Those with a recorded history of cannabis use in general practice records are at a much higher risk of developing mental ill-health problems such as anxiety or depression as well as severe mental illnesses, new research shows.
The findings indicated that following the first recorded use of cannabis, patients were three times more likely to develop common mental health problems such as depression and anxiety.
In addition, they were almost seven times more likely to develop severe mental illnesses such as psychosis or schizophrenia.
“The research reaffirms the need to ensure a public health approach to recreational drug use across the UK,” said researcher Joht Singh Chandan from the University of Birmingham.
“We must continue to progress measures to improve the prevention and detection of drug use as well as implement the appropriate supportive measures in an equitable manner to prevent the secondary negative health consequences,” Chandan added.
For the study, published in the journal Psychological Medicine, the team included records from 787 GP practices around the UK gathered over 23 years between 1995 and 2018.
The researchers were able to include data from 28,218 patients who had a recorded exposure to cannabis.
These were matched to 56,208 patients who had not been using cannabis and controlled for sex, age, ethnicity, smoking status and other relevant characteristics.
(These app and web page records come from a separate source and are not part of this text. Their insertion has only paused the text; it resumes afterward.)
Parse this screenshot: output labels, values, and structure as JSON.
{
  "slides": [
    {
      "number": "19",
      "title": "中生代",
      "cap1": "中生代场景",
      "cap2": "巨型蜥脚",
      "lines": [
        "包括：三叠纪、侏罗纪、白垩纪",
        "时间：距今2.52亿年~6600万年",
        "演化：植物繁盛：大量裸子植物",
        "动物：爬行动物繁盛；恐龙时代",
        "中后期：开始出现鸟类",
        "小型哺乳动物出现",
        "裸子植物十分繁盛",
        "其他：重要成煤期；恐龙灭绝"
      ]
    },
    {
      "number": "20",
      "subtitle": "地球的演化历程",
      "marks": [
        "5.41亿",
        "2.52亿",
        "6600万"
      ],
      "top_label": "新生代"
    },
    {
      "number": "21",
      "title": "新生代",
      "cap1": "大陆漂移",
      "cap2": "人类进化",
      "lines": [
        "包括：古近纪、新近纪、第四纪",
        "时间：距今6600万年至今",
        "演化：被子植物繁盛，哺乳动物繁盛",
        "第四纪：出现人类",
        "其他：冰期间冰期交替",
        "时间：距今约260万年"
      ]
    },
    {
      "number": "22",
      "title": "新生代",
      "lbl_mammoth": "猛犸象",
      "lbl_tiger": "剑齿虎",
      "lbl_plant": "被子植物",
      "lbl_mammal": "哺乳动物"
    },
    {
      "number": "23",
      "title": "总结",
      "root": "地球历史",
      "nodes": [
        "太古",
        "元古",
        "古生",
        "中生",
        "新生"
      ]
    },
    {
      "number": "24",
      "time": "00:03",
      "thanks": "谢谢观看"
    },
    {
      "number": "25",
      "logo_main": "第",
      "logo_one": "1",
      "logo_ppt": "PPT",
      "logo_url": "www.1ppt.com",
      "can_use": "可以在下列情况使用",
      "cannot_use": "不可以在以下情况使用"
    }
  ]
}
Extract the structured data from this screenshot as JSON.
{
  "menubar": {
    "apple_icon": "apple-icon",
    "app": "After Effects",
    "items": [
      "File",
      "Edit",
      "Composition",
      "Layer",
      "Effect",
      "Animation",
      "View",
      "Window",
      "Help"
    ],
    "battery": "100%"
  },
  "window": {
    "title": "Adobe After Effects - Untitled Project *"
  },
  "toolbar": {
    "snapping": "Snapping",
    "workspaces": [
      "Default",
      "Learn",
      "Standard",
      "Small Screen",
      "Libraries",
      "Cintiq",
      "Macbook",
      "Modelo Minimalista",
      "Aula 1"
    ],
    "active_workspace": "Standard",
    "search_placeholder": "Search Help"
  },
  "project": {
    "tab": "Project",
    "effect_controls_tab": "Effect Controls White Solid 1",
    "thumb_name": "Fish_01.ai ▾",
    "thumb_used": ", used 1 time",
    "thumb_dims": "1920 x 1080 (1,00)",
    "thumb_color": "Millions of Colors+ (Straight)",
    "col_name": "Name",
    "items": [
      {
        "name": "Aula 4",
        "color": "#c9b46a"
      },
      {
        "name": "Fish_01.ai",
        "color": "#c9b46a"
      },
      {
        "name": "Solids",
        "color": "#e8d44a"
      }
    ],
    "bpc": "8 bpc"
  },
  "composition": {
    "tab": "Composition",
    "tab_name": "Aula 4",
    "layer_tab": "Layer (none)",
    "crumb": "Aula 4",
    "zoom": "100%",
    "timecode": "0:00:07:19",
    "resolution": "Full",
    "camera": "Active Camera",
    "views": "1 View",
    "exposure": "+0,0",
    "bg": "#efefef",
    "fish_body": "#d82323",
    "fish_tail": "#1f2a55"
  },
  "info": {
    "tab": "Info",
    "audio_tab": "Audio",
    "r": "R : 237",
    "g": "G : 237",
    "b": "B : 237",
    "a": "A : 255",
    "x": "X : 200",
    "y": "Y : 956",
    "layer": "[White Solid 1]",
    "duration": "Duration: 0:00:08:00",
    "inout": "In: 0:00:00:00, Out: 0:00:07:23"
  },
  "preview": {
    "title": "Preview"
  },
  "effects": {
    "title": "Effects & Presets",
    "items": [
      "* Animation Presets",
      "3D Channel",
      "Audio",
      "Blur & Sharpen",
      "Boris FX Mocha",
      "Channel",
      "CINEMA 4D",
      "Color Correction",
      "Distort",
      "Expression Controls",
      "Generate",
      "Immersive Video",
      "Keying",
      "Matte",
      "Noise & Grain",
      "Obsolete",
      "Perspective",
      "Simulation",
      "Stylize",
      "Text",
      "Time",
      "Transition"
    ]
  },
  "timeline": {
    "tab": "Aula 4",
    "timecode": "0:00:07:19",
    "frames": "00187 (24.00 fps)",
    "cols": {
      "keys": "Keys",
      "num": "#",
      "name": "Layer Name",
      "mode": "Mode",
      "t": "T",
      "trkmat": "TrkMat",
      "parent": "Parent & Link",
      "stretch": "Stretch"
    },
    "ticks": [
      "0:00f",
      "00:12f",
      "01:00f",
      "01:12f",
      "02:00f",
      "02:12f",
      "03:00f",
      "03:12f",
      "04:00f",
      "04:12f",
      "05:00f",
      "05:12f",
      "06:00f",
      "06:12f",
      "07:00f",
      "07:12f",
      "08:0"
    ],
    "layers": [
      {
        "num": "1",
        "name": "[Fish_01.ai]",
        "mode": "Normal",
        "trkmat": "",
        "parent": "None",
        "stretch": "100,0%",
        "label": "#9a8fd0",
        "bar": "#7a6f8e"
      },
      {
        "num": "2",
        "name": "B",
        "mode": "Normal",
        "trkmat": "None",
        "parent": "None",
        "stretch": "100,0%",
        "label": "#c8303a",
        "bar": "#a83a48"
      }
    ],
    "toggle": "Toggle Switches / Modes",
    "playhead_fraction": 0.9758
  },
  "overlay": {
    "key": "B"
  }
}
The cannabis users also had much higher rates of having a recorded history of using other drugs such as heroin, cocaine and amphetamines.